__What you have to do__:
Copy, from the data below, each line that has the word "家庭の状況".

%%

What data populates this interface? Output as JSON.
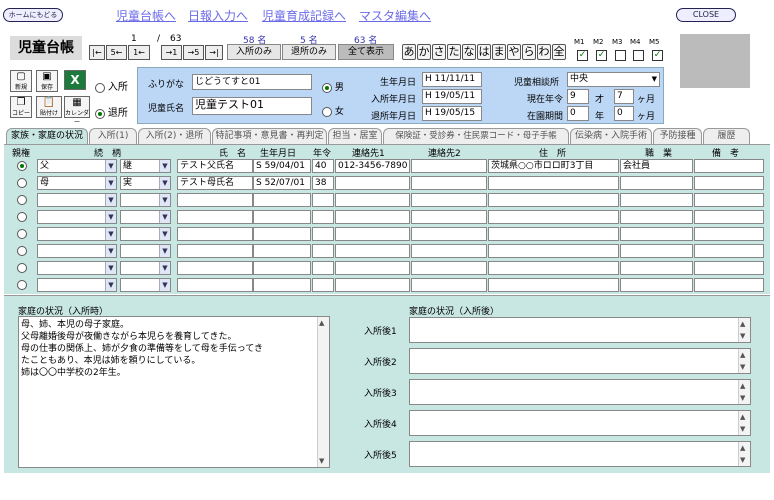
{
  "header": {
    "home_label": "ホームにもどる",
    "close_label": "CLOSE",
    "links": [
      "児童台帳へ",
      "日報入力へ",
      "児童育成記録へ",
      "マスタ編集へ"
    ]
  },
  "title": "児童台帳",
  "paging": {
    "current": "1",
    "sep": "/",
    "total": "63",
    "btn_first": "|←",
    "btn_back5": "5←",
    "btn_prev": "1←",
    "btn_next": "→1",
    "btn_fwd5": "→5",
    "btn_last": "→|"
  },
  "filters": [
    {
      "count": "58 名",
      "label": "入所のみ"
    },
    {
      "count": "5 名",
      "label": "退所のみ"
    },
    {
      "count": "63 名",
      "label": "全て表示"
    }
  ],
  "kana": [
    "あ",
    "か",
    "さ",
    "た",
    "な",
    "は",
    "ま",
    "や",
    "ら",
    "わ",
    "全"
  ],
  "months": [
    {
      "label": "M1",
      "checked": true
    },
    {
      "label": "M2",
      "checked": true
    },
    {
      "label": "M3",
      "checked": false
    },
    {
      "label": "M4",
      "checked": false
    },
    {
      "label": "M5",
      "checked": true
    }
  ],
  "tools": {
    "new": "新規",
    "save": "保存",
    "excel": "X",
    "copy": "コピー",
    "paste": "貼付け",
    "calendar": "カレンダー"
  },
  "status": {
    "entry": "入所",
    "exit": "退所"
  },
  "profile": {
    "furigana_label": "ふりがな",
    "furigana": "じどうてすと01",
    "name_label": "児童氏名",
    "name": "児童テスト01",
    "male": "男",
    "female": "女",
    "birth_label": "生年月日",
    "birth": "H 11/11/11",
    "entry_label": "入所年月日",
    "entry": "H 19/05/11",
    "exit_label": "退所年月日",
    "exit": "H 19/05/15",
    "office_label": "児童相談所",
    "office": "中央",
    "age_label": "現在年令",
    "age_y": "9",
    "age_y_unit": "才",
    "age_m": "7",
    "age_m_unit": "ヶ月",
    "stay_label": "在園期間",
    "stay_y": "0",
    "stay_y_unit": "年",
    "stay_m": "0",
    "stay_m_unit": "ヶ月"
  },
  "tabs": [
    "家族・家庭の状況",
    "入所(1)",
    "入所(2)・退所",
    "特記事項・意見書・再判定",
    "担当・居室",
    "保険証・受診券・住民票コード・母子手帳",
    "伝染病・入院手術",
    "予防接種",
    "履歴"
  ],
  "columns": [
    "親権",
    "続　柄",
    "氏　名",
    "生年月日",
    "年令",
    "連絡先1",
    "連絡先2",
    "住　所",
    "職　業",
    "備　考"
  ],
  "rows": [
    {
      "rel": "父",
      "rel2": "継",
      "name": "テスト父氏名",
      "birth": "S 59/04/01",
      "age": "40",
      "tel1": "012-3456-7890",
      "tel2": "",
      "addr": "茨城県○○市ロロ町3丁目",
      "job": "会社員",
      "note": ""
    },
    {
      "rel": "母",
      "rel2": "実",
      "name": "テスト母氏名",
      "birth": "S 52/07/01",
      "age": "38",
      "tel1": "",
      "tel2": "",
      "addr": "",
      "job": "",
      "note": ""
    },
    {
      "rel": "",
      "rel2": "",
      "name": "",
      "birth": "",
      "age": "",
      "tel1": "",
      "tel2": "",
      "addr": "",
      "job": "",
      "note": ""
    },
    {
      "rel": "",
      "rel2": "",
      "name": "",
      "birth": "",
      "age": "",
      "tel1": "",
      "tel2": "",
      "addr": "",
      "job": "",
      "note": ""
    },
    {
      "rel": "",
      "rel2": "",
      "name": "",
      "birth": "",
      "age": "",
      "tel1": "",
      "tel2": "",
      "addr": "",
      "job": "",
      "note": ""
    },
    {
      "rel": "",
      "rel2": "",
      "name": "",
      "birth": "",
      "age": "",
      "tel1": "",
      "tel2": "",
      "addr": "",
      "job": "",
      "note": ""
    },
    {
      "rel": "",
      "rel2": "",
      "name": "",
      "birth": "",
      "age": "",
      "tel1": "",
      "tel2": "",
      "addr": "",
      "job": "",
      "note": ""
    },
    {
      "rel": "",
      "rel2": "",
      "name": "",
      "birth": "",
      "age": "",
      "tel1": "",
      "tel2": "",
      "addr": "",
      "job": "",
      "note": ""
    }
  ],
  "home_before": {
    "label": "家庭の状況（入所時）",
    "lines": [
      "母、姉、本児の母子家庭。",
      "父母離婚後母が夜働きながら本児らを養育してきた。",
      "母の仕事の関係上、姉が夕食の準備等をして母を手伝ってき",
      "たこともあり、本児は姉を頼りにしている。",
      "姉は〇〇中学校の2年生。"
    ]
  },
  "home_after": {
    "label": "家庭の状況（入所後）",
    "items": [
      "入所後1",
      "入所後2",
      "入所後3",
      "入所後4",
      "入所後5"
    ]
  }
}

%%

__Your solution__:
    "家族・家庭の状況",
    "label": "家庭の状況（入所時）",
    "label": "家庭の状況（入所後）",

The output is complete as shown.